Web page and app entries
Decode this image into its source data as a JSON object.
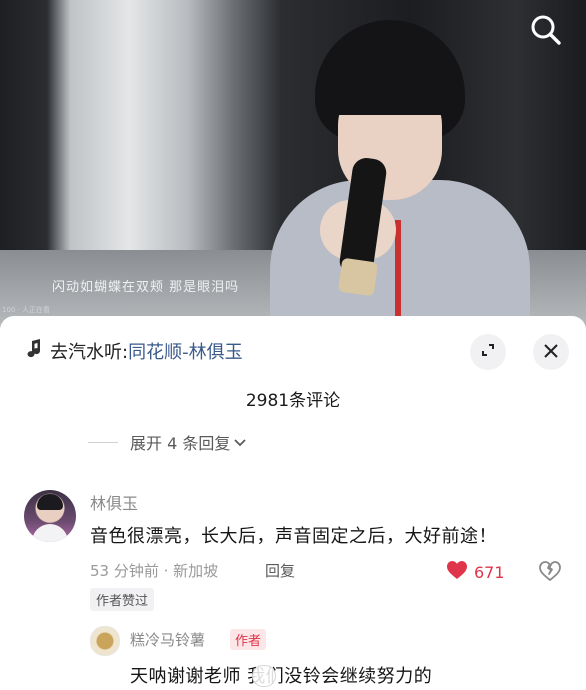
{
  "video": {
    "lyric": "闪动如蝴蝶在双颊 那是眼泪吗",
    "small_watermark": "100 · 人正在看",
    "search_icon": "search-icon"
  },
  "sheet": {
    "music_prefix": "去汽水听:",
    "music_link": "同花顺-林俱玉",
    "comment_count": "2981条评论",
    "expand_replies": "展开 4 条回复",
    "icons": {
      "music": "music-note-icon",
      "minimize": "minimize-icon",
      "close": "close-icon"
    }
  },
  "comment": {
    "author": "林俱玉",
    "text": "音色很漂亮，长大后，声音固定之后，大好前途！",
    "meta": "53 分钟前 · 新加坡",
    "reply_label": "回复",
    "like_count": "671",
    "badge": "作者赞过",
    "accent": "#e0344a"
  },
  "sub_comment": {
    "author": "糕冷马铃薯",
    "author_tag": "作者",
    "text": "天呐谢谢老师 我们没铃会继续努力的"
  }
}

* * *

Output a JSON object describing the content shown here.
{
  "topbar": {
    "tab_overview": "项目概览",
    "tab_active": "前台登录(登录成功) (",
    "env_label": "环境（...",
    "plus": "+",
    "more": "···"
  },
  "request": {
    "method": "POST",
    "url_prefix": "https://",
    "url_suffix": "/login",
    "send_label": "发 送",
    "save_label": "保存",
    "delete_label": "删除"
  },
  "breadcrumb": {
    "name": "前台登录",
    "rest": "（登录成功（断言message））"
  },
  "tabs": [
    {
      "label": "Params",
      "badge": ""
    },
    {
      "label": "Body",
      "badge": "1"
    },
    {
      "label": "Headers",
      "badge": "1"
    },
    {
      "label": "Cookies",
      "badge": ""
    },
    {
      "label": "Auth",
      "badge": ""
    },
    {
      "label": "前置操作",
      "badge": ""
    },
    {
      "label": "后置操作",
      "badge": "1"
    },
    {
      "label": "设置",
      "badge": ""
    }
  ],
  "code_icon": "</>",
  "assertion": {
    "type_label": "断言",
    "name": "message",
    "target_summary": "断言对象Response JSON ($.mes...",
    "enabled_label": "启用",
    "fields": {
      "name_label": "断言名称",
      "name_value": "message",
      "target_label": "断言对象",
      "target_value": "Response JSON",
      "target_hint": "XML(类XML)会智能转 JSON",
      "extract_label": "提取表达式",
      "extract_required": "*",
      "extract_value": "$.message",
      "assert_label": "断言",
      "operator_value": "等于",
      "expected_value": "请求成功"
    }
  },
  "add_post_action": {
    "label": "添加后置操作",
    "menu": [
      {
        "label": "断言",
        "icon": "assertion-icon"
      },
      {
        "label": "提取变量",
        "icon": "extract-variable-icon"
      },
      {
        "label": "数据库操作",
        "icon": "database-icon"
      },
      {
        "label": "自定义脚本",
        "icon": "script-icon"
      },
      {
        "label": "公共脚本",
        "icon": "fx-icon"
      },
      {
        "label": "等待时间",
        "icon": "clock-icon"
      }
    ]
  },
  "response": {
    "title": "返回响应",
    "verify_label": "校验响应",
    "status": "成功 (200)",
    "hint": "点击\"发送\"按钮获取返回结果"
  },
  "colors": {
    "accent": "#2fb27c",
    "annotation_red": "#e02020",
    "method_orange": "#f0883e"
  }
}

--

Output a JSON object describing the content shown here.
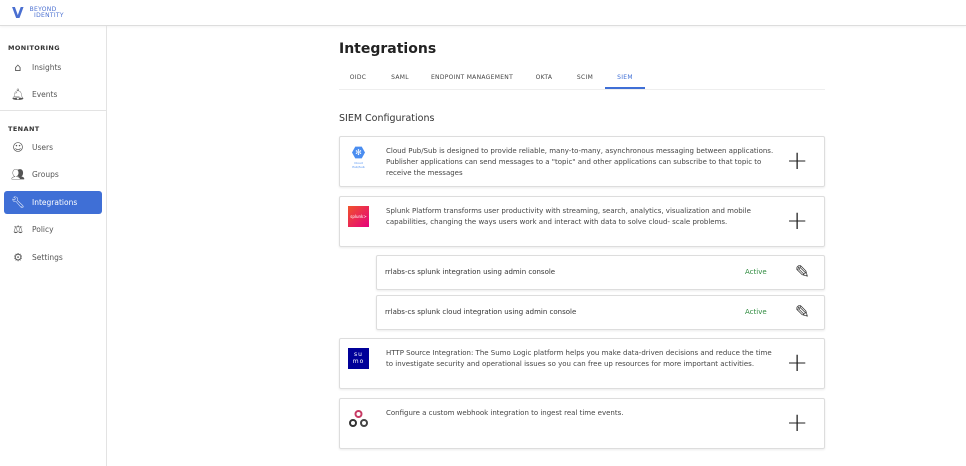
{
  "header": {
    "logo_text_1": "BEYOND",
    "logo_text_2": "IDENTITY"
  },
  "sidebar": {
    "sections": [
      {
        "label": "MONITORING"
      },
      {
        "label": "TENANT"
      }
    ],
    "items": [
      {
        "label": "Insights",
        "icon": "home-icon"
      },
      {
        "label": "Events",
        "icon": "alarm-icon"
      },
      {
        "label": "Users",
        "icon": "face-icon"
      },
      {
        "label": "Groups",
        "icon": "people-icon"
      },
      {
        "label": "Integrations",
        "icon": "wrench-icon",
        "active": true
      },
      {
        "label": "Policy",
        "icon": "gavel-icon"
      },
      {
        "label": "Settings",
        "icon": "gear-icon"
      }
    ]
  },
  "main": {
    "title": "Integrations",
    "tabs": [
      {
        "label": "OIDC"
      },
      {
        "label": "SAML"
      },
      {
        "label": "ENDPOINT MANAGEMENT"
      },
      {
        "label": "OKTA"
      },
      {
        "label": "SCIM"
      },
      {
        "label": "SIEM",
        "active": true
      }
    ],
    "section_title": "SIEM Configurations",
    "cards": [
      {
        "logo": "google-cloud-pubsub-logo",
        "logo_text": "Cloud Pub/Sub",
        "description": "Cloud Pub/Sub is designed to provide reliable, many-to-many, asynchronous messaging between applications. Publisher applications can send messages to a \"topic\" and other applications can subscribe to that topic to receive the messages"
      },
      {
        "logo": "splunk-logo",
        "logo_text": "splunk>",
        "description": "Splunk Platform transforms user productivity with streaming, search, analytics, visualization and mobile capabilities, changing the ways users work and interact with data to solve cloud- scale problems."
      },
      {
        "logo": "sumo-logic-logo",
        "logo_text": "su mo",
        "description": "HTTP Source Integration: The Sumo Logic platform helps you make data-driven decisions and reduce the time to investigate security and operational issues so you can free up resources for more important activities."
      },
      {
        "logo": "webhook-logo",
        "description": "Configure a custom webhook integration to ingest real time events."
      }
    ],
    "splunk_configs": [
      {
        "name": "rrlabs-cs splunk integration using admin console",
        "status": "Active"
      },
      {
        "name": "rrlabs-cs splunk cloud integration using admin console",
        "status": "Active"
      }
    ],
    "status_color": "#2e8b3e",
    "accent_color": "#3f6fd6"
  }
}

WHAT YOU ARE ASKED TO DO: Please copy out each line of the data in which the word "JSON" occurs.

RESPONSE TO THIS TASK:
Decode this image into its source data as a JSON object.
Output a JSON object describing the content shown here.
    "target_summary": "断言对象Response JSON ($.mes...",
      "target_value": "Response JSON",
      "target_hint": "XML(类XML)会智能转 JSON",
Output a JSON object describing the content shown here.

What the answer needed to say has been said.